[Page and application data records]
□ □ □ □

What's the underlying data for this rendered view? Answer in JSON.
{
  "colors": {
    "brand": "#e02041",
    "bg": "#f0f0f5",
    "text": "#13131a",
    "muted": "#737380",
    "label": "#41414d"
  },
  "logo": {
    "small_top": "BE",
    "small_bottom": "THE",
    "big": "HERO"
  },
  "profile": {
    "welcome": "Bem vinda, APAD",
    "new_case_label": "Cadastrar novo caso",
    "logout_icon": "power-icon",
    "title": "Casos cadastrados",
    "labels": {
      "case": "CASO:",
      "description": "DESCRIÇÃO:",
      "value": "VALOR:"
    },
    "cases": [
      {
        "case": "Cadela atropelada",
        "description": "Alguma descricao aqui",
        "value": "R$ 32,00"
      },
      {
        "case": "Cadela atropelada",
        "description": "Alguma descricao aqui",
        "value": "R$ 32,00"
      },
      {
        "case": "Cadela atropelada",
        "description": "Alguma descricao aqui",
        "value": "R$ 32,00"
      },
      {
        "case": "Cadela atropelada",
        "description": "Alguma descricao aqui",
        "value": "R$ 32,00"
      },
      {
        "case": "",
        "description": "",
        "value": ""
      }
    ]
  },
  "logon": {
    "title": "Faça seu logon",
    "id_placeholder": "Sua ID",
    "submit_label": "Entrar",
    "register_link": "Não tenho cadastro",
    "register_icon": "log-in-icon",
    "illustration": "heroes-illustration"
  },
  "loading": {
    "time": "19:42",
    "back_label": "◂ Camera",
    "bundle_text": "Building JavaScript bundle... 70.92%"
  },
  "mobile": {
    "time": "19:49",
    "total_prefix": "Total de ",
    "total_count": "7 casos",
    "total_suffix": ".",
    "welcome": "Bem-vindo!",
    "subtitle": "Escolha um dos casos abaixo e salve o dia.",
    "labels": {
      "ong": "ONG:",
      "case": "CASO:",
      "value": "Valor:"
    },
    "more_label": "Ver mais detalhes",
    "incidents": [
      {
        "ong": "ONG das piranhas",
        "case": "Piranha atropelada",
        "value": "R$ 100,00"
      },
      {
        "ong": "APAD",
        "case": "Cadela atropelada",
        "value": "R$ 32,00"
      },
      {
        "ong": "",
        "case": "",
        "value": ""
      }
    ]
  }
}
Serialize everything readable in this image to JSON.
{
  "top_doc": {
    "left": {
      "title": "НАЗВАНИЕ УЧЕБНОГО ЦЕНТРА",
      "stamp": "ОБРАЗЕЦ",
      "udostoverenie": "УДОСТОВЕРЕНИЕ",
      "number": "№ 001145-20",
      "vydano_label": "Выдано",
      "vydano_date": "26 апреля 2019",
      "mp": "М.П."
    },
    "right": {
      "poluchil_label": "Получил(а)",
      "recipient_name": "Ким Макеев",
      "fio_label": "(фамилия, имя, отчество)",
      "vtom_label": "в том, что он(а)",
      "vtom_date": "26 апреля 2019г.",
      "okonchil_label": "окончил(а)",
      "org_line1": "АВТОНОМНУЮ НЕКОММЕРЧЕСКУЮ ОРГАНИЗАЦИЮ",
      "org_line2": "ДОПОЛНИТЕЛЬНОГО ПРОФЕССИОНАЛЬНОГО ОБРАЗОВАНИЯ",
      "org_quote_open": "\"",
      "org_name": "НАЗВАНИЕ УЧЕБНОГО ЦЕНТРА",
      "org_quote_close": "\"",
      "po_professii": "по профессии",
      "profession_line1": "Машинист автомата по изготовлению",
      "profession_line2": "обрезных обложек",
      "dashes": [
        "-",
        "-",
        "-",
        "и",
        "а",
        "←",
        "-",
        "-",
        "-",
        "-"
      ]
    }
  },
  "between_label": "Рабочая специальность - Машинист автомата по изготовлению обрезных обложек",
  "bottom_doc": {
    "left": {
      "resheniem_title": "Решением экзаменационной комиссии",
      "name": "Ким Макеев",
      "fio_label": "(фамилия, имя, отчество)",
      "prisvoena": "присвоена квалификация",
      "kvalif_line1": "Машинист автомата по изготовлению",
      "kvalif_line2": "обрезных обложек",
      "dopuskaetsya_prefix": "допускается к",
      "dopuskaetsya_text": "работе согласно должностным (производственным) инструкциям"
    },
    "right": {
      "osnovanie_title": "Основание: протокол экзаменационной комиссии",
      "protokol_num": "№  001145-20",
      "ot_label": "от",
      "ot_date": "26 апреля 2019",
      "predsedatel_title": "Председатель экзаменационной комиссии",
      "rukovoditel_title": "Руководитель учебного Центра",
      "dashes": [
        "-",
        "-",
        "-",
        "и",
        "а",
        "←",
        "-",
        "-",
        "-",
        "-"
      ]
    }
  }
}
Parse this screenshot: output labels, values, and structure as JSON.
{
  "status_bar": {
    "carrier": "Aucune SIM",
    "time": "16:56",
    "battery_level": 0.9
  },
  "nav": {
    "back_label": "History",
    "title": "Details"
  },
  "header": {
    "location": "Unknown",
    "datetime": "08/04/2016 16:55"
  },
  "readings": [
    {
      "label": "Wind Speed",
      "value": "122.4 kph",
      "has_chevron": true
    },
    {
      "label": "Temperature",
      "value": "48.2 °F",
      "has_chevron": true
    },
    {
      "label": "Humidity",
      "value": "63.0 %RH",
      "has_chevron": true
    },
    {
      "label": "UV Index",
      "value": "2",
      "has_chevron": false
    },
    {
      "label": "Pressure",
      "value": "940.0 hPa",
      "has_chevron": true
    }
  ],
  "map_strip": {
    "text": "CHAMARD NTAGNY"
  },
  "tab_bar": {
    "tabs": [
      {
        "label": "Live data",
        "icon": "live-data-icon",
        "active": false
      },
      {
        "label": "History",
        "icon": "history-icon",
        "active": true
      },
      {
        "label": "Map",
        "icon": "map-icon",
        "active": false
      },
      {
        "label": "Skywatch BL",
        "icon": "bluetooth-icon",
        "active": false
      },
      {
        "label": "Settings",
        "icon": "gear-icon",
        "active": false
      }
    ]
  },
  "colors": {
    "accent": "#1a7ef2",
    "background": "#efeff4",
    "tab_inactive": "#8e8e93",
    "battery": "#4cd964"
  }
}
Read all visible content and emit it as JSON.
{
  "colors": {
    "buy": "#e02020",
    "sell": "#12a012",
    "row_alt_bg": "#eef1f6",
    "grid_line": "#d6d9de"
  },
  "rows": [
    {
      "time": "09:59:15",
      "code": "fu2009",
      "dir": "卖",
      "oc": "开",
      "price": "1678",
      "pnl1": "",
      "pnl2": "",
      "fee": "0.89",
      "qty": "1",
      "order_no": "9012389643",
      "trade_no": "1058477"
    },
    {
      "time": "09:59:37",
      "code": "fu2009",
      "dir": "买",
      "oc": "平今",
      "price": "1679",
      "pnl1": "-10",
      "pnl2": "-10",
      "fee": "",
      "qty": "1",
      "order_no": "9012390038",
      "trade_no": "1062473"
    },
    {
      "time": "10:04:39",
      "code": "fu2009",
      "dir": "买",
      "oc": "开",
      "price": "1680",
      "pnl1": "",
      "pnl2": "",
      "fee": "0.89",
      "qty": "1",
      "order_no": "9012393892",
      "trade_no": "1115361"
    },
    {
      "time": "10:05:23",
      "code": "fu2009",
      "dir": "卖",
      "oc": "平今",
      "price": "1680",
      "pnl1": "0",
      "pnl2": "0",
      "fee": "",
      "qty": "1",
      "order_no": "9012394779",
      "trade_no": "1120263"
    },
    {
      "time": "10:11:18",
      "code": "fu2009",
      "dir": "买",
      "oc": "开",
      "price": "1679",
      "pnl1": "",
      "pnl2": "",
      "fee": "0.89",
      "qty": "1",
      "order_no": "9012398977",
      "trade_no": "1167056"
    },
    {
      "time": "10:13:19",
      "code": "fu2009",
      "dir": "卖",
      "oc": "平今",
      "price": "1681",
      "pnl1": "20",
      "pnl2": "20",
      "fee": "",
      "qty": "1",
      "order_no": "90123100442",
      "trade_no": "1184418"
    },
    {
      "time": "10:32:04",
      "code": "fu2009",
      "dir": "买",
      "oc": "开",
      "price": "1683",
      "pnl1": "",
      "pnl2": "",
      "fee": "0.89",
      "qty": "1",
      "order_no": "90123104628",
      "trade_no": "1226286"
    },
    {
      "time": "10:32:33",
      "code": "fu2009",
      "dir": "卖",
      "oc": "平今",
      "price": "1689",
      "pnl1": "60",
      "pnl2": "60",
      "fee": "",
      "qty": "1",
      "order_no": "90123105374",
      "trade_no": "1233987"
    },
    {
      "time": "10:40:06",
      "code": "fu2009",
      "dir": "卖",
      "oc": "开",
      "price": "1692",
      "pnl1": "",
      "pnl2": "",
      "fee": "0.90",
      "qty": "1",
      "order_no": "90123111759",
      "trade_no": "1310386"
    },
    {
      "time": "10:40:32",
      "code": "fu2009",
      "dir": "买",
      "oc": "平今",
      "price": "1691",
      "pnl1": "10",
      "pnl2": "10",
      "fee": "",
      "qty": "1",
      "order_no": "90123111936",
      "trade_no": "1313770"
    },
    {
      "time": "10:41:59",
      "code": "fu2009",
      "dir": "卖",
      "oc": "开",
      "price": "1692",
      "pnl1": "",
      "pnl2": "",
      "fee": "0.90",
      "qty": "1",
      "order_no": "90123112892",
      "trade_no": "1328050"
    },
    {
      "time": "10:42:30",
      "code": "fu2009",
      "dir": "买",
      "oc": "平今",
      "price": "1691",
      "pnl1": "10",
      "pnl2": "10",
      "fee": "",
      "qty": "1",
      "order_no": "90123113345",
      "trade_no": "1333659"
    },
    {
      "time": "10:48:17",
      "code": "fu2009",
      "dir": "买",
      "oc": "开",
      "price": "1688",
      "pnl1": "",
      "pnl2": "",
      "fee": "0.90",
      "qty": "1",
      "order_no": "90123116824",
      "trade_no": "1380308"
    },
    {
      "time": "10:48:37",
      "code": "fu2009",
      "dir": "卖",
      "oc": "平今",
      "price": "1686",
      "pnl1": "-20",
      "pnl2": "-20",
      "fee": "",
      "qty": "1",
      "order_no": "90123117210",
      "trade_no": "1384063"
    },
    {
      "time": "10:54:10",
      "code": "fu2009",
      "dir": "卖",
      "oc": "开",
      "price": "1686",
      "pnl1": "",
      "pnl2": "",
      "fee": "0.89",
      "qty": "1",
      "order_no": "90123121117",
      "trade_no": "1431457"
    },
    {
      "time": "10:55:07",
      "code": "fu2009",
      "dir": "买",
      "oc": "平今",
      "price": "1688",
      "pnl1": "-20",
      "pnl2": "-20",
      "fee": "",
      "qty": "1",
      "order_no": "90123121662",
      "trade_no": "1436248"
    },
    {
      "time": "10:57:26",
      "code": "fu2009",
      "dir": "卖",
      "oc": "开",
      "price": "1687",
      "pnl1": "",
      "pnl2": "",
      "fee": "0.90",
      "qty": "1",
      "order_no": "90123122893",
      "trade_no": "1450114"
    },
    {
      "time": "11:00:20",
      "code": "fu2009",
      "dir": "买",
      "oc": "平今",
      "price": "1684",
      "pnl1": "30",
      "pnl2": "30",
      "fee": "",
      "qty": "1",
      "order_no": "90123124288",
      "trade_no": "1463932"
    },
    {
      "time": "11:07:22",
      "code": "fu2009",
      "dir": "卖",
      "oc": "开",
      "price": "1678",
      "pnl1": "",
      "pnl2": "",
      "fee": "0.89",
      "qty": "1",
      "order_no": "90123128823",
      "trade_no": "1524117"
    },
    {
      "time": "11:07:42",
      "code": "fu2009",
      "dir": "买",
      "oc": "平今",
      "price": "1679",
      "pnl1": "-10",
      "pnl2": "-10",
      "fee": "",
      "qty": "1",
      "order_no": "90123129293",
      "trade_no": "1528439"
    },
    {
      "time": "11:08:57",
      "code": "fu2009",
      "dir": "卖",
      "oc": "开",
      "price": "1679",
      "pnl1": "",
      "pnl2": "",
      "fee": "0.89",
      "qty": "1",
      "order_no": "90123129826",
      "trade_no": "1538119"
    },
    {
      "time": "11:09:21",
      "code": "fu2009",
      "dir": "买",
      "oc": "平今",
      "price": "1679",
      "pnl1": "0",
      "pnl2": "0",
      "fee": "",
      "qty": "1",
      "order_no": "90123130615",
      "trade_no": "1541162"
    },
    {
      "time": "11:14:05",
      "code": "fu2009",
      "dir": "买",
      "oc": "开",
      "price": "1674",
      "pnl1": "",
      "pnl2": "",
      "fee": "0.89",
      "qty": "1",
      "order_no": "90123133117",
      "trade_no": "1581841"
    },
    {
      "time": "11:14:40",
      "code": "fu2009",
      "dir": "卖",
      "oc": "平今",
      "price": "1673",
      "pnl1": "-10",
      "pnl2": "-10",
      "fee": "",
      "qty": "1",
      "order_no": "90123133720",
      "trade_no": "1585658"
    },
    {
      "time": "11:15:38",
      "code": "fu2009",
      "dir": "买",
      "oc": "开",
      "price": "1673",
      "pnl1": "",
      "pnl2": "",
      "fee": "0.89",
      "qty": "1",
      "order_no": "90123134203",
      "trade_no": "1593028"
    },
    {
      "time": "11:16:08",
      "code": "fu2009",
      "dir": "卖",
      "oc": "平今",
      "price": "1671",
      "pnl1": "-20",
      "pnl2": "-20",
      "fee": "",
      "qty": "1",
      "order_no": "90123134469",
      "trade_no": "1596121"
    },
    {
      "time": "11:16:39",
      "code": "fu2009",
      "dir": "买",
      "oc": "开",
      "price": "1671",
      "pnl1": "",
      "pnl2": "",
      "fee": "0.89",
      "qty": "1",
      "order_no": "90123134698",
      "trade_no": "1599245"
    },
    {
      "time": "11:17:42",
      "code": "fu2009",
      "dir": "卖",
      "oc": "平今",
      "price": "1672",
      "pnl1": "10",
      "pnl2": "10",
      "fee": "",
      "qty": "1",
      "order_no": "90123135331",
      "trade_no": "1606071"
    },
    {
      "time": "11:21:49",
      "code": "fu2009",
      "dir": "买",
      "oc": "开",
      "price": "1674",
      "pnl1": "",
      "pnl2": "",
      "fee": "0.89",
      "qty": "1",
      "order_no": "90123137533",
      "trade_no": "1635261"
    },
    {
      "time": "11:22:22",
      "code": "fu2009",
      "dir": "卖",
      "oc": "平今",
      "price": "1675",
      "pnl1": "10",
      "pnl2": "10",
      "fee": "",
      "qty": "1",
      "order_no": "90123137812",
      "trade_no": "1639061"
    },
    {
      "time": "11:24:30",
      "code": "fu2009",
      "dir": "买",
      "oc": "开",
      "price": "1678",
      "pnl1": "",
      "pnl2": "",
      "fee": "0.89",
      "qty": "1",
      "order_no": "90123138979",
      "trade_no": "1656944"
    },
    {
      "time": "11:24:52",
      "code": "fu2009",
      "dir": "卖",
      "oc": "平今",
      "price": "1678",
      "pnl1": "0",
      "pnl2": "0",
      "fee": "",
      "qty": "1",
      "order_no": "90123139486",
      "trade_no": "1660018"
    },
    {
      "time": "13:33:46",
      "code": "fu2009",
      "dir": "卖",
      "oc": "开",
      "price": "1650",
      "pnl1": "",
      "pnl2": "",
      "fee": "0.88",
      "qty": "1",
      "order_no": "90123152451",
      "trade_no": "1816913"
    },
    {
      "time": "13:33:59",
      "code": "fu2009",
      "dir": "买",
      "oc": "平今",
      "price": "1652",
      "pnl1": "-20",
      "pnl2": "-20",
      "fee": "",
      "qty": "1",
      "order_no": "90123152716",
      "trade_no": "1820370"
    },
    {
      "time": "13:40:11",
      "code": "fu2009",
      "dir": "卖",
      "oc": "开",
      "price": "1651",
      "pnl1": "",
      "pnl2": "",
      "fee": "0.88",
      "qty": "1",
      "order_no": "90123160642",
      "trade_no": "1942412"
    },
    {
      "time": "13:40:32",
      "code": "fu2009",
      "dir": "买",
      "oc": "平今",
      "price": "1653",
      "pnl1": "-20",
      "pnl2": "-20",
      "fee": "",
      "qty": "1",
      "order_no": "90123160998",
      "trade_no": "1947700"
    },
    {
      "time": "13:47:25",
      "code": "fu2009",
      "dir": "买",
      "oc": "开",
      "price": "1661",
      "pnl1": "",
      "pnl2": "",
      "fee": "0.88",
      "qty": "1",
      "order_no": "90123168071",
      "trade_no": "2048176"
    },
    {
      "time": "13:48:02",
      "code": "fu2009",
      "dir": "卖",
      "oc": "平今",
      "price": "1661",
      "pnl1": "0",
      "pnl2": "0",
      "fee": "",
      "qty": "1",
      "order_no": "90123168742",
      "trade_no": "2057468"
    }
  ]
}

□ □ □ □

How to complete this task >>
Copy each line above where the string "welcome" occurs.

Answer section >>
    "welcome": "Bem vinda, APAD",
    "welcome": "Bem-vindo!",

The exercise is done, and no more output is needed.